More than 120 cases of measles have now been confirmed in outbreaks affecting five areas of England - with West Yorkshire having most cases in the UK.
Public Health England (PHE) said the current cases are linked to "ongoing large outbreaks" in Europe.
The most recent updates show that, as of January 9, West Yorkshire had 34 confirmed cases, Cheshire and Liverpool had 29, there were 32 in the West Midlands, 20 in Surrey and seven in Greater Manchester.
The health body previously warned that those who recently travelled or were going to travel to Romania, Italy and Germany without receiving two doses of the MMR vaccine are particularly at risk.
Measles is a highly infectious viral disease which typically lasts up to 10 days and begins with cold-like symptoms and a measles rash.
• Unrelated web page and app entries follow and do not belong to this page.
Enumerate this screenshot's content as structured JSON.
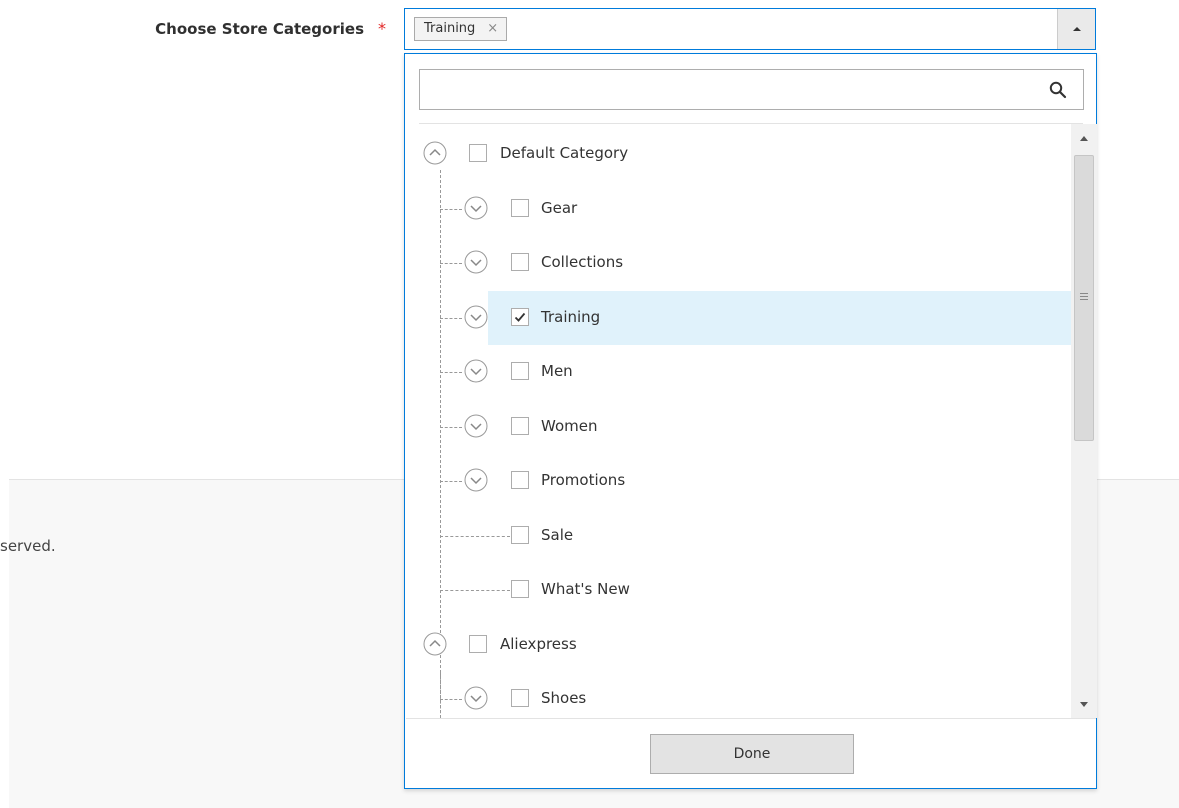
{
  "field": {
    "label": "Choose Store Categories",
    "required_marker": "*",
    "selected_chips": [
      {
        "label": "Training",
        "remove": "×"
      }
    ]
  },
  "dropdown": {
    "search": {
      "value": "",
      "placeholder": ""
    },
    "tree": [
      {
        "label": "Default Category",
        "checked": false,
        "expanded": true,
        "level": 0
      },
      {
        "label": "Gear",
        "checked": false,
        "expanded": false,
        "level": 1
      },
      {
        "label": "Collections",
        "checked": false,
        "expanded": false,
        "level": 1
      },
      {
        "label": "Training",
        "checked": true,
        "expanded": false,
        "level": 1,
        "selected": true
      },
      {
        "label": "Men",
        "checked": false,
        "expanded": false,
        "level": 1
      },
      {
        "label": "Women",
        "checked": false,
        "expanded": false,
        "level": 1
      },
      {
        "label": "Promotions",
        "checked": false,
        "expanded": false,
        "level": 1
      },
      {
        "label": "Sale",
        "checked": false,
        "expanded": null,
        "level": 1
      },
      {
        "label": "What's New",
        "checked": false,
        "expanded": null,
        "level": 1
      },
      {
        "label": "Aliexpress",
        "checked": false,
        "expanded": true,
        "level": 0
      },
      {
        "label": "Shoes",
        "checked": false,
        "expanded": false,
        "level": 1
      }
    ],
    "done_label": "Done"
  },
  "footer": {
    "text": "served."
  },
  "colors": {
    "accent": "#007bdb",
    "required": "#e22626",
    "selected_row": "#e0f2fb"
  }
}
It can lead to serious complications, including pneumonia.
PHE said the overall risk of measles is low among the population, as the UK achieved World Health Organisation (WHO) elimination status in 2016, alongside Denmark and Spain.
This means the number of cases in the UK across a period of at least three years was low enough to prevent the disease spreading among the general population.
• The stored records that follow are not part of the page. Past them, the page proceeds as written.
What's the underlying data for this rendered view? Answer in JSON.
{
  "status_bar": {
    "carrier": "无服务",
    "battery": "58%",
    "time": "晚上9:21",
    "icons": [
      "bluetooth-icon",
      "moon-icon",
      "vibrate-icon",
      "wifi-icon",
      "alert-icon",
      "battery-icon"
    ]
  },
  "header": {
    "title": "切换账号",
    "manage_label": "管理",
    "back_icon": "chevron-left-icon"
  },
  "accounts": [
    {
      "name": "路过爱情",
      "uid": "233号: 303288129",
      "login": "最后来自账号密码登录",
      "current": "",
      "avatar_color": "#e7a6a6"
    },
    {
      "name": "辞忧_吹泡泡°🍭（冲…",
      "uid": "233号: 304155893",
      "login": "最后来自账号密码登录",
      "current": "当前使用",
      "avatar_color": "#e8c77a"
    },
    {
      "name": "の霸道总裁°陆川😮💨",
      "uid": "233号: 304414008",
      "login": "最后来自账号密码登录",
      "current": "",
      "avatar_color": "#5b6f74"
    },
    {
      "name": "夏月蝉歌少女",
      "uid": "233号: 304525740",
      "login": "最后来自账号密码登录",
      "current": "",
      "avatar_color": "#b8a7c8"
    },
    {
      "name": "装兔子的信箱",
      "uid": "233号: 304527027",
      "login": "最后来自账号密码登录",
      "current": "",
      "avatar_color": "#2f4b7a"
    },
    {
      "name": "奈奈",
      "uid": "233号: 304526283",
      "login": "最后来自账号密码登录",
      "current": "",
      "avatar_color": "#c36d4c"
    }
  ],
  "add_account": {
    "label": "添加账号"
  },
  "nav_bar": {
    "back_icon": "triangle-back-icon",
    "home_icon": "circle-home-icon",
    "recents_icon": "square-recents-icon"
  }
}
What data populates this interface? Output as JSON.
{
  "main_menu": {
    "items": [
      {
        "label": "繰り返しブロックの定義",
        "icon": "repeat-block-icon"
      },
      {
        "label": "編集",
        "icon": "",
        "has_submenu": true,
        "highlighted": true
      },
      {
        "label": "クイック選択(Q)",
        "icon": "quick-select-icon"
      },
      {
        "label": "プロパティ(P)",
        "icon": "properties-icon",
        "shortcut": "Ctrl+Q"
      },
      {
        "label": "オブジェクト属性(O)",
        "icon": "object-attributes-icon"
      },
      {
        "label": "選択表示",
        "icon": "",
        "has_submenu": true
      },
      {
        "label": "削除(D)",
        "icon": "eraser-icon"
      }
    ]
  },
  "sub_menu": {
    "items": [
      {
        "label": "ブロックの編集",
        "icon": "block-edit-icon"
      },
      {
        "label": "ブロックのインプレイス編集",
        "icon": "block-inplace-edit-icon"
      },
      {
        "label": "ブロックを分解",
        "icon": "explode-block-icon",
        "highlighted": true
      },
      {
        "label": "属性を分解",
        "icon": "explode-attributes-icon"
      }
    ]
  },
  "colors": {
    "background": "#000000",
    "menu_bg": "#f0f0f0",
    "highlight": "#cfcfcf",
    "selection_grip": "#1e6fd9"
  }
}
The MMR vaccine is a combined inoculation which protects against measles, mumps and rubella and is available to all adults and children who have not completed the course.
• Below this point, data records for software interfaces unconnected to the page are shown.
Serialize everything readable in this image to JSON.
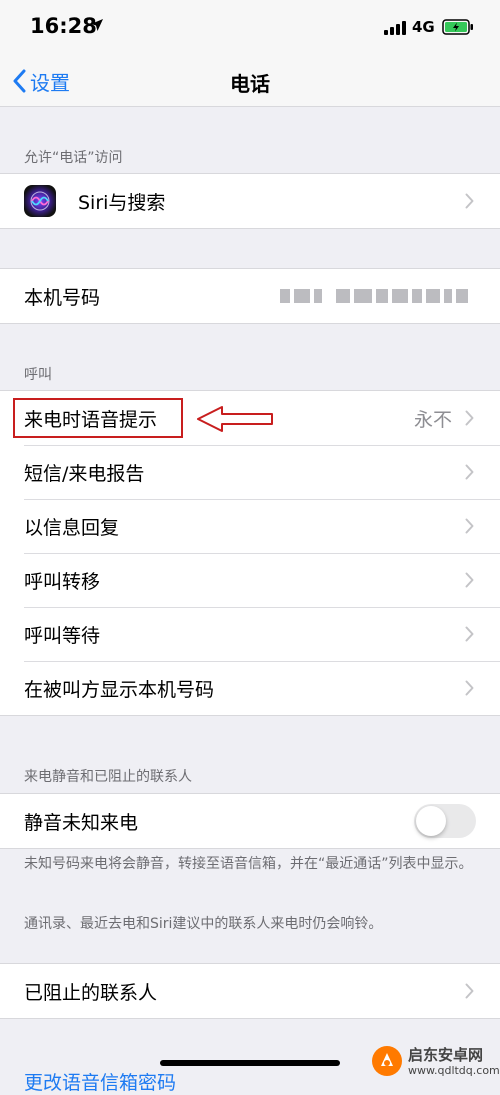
{
  "status_bar": {
    "time": "16:28",
    "network": "4G"
  },
  "nav": {
    "back_label": "设置",
    "title": "电话"
  },
  "sections": {
    "allow_access": {
      "header": "允许“电话”访问",
      "siri_label": "Siri与搜索"
    },
    "my_number": {
      "label": "本机号码"
    },
    "calls": {
      "header": "呼叫",
      "items": [
        {
          "label": "来电时语音提示",
          "value": "永不"
        },
        {
          "label": "短信/来电报告"
        },
        {
          "label": "以信息回复"
        },
        {
          "label": "呼叫转移"
        },
        {
          "label": "呼叫等待"
        },
        {
          "label": "在被叫方显示本机号码"
        }
      ]
    },
    "silence": {
      "header": "来电静音和已阻止的联系人",
      "toggle_label": "静音未知来电",
      "toggle_on": false,
      "note1": "未知号码来电将会静音，转接至语音信箱，并在“最近通话”列表中显示。",
      "note2": "通讯录、最近去电和Siri建议中的联系人来电时仍会响铃。"
    },
    "blocked": {
      "label": "已阻止的联系人"
    },
    "cut_off": {
      "label": "更改语音信箱密码"
    }
  },
  "watermark": {
    "name": "启东安卓网",
    "url": "www.qdltdq.com"
  },
  "colors": {
    "accent": "#1e7bf2",
    "annotation": "#c81e1e",
    "background": "#efeff4"
  }
}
The full course requires two doses and anyone who is unsure of their vaccination status is encouraged to check with their GP.
Dr Mary Ramsay, head of immunisation at PHE, said: "This serves as an important reminder for parents to take up the offer of MMR vaccination for their children at one year of age and as a pre-school booster at three years and four months of age.
"Children and young adults who missed out on their MMR vaccine in the past or are unsure if they had two doses should contact their GP practice to catch up.
"We'd also encourage people to ensure they are up to date with their MMR vaccine before travelling to countries with ongoing measles outbreaks."
She added: "The UK recently achieved WHO measles elimination status and so the overall risk of measles to the UK population is low, however due to ongoing measles outbreaks in Europe, we will continue to see cases in unimmunised individuals and limited onward spread can occur in communities with low MMR coverage and in age groups with very close mixing."
PHE said local health protection teams were working with councils and the NHS to raise awareness among communities and health professionals.
The NHS advises anyone who suspects they, or their child, might have measles to contact their GP.